Impress an Editor in 9 Steps: Part 2

Impress an Editor in 9 Steps
Notes on Queries/Proposals/Submissions
Step 2

Dear Publisher I have an outstanding new book about frogs trees and perrywinckles that you’ll love please contact me with a release date. Thank for your tome you’re friend Aspiring.

Non-fiction and fiction published authors have one thing in common—good writing. An inspired idea is only a fantasy until the words are formed on the paper. But if those words are jumbled together in a mass of confusion, the writing does nothing for the inspired idea. The inspiration needs excellent writing skills to back it up.

This goes beyond punctuation, spelling, and verb tense. Writing, after all, is communication. If readers can’t figure out what you’re trying to say, your book has failed.

Already, non-fiction authors must have an expertise on their subject matter, but that should not exempt them from excellence in their writing skills. For fiction authors, that fact is even more obvious.

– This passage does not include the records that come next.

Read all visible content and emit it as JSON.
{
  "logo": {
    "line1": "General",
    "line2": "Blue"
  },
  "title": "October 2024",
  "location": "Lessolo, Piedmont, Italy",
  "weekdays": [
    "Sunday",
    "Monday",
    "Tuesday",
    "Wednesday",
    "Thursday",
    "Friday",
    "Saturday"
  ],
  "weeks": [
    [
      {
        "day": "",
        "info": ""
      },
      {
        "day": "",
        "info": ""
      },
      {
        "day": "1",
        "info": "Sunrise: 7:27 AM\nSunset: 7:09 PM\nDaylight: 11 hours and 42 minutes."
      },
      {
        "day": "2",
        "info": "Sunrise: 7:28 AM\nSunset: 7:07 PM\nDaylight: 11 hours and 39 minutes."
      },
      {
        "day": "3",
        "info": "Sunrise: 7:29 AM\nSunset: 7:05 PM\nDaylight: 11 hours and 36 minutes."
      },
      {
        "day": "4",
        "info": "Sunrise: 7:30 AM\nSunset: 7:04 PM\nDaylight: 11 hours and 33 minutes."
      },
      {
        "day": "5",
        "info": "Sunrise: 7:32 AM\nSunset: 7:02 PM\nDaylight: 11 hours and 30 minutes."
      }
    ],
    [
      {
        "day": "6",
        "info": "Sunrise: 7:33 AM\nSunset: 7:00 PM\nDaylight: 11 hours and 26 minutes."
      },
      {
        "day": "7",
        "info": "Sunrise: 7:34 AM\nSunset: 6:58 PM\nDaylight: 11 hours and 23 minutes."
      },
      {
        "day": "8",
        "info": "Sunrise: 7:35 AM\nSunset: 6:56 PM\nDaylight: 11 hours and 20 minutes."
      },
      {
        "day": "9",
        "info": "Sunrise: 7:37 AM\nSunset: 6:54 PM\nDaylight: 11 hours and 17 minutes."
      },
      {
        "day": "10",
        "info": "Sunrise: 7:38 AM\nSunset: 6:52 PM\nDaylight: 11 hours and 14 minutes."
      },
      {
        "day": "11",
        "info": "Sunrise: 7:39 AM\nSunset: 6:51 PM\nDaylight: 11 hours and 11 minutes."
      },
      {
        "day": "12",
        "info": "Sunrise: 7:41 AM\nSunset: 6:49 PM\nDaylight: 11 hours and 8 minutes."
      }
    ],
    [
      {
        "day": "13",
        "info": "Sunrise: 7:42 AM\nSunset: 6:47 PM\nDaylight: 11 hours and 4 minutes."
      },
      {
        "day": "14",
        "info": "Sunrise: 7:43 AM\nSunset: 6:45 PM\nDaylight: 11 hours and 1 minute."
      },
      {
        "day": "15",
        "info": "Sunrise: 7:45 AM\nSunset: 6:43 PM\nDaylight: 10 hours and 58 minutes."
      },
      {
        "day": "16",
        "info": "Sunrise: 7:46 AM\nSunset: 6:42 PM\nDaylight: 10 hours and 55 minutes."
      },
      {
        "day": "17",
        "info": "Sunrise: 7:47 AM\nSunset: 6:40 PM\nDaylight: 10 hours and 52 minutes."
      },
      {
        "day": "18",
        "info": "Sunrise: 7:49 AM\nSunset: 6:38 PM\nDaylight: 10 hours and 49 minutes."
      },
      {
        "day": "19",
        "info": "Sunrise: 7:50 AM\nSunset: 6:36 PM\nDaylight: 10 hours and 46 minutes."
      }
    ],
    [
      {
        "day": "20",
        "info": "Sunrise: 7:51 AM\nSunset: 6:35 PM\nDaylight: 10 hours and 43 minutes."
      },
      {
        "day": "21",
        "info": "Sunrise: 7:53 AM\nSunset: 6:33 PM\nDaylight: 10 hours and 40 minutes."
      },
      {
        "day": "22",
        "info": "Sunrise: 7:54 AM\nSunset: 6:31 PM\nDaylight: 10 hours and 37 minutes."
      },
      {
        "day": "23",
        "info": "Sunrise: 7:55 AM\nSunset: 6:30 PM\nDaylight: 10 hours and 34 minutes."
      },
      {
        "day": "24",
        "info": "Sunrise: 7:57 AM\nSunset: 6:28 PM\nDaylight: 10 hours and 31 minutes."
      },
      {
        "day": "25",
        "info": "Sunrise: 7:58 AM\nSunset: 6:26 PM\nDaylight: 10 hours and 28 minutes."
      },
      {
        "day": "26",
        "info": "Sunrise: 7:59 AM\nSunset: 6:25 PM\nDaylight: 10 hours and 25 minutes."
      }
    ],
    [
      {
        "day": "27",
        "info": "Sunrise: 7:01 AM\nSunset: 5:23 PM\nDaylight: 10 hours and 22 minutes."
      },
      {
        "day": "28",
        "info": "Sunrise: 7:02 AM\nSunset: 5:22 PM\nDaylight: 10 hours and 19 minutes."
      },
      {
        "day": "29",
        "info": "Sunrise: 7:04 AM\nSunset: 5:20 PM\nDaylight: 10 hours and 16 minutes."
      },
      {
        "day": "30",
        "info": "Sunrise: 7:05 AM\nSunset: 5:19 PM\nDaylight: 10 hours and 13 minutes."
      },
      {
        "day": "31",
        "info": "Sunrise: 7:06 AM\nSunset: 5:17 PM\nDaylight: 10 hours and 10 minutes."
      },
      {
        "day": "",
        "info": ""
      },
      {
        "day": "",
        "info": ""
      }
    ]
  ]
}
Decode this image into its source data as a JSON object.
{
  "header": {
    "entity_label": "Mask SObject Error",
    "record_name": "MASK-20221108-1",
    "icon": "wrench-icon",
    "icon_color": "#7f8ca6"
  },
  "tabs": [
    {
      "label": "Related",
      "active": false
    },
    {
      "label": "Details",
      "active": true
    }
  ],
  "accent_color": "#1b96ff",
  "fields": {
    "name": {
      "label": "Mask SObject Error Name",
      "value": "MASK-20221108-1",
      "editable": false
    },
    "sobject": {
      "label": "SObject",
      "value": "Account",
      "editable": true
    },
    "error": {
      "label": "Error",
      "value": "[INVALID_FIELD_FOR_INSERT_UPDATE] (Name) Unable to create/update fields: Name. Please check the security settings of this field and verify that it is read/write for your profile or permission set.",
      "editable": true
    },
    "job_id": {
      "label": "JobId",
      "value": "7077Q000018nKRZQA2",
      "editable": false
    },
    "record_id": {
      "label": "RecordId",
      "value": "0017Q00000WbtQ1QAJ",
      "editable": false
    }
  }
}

Authors who are serious about their careers are also in a constant search for ways to improve their writing. The desire to master the craft of writing doesn’t end with publication. A sincere author will continue to strive to become better and better.

My best advice: Join a critique group. Read writing journals. Listen to podcasts from experts. Don’t settle for doing the least (in any situation). Learn and grow and let your best work continue to get better. In fact, someone reading your first book and comparing it to you tenth should see marked improvement.

Tuesday, September 13, 2016

Impress an Editor in 9 Steps: Part 1

Impress an Editor in 9 Steps
Notes on Queries/Proposals/Submissions
Step 1

Dear Children’s Picture book editor,
Will you publish my political thriller?

If you were to put a dozen editors in a room and have them discuss receiving and accepting proposals, more than likely the conversations would include one common complaint. The authors who submit to the publishing companies need to do their homework ahead of time.

Sounds like something from third grade.

When inboxes thicken to the hundreds, those authors who haven’t scanned the publisher’s website to at least learn about their accepted genres will often earn a silent pass. Even worse, they might find themselves trying to live down their hasty, uneducated action should they ever attempt to contact the editor again.

It’s actually a matter of respect (and a wise business decision) to inform yourself about a publishing company before you contact one. First, knowledge is power. Second, an editor is more likely to converse with you if you show that you’ve cared enough to learn about his or her company.

My best advice: First, read the submissions page on the company’s website. Make sure they publish your genre or you type of book. Then, read about the acquisitions editors from their blogs, Facebook posts, Pinterest, and conference articles. Submit to one editor at a company—that would mean sending your proposal to only one email address—the one who already prefers your genre. 

Making that wise choice will move your manuscript along the road to publication much quicker.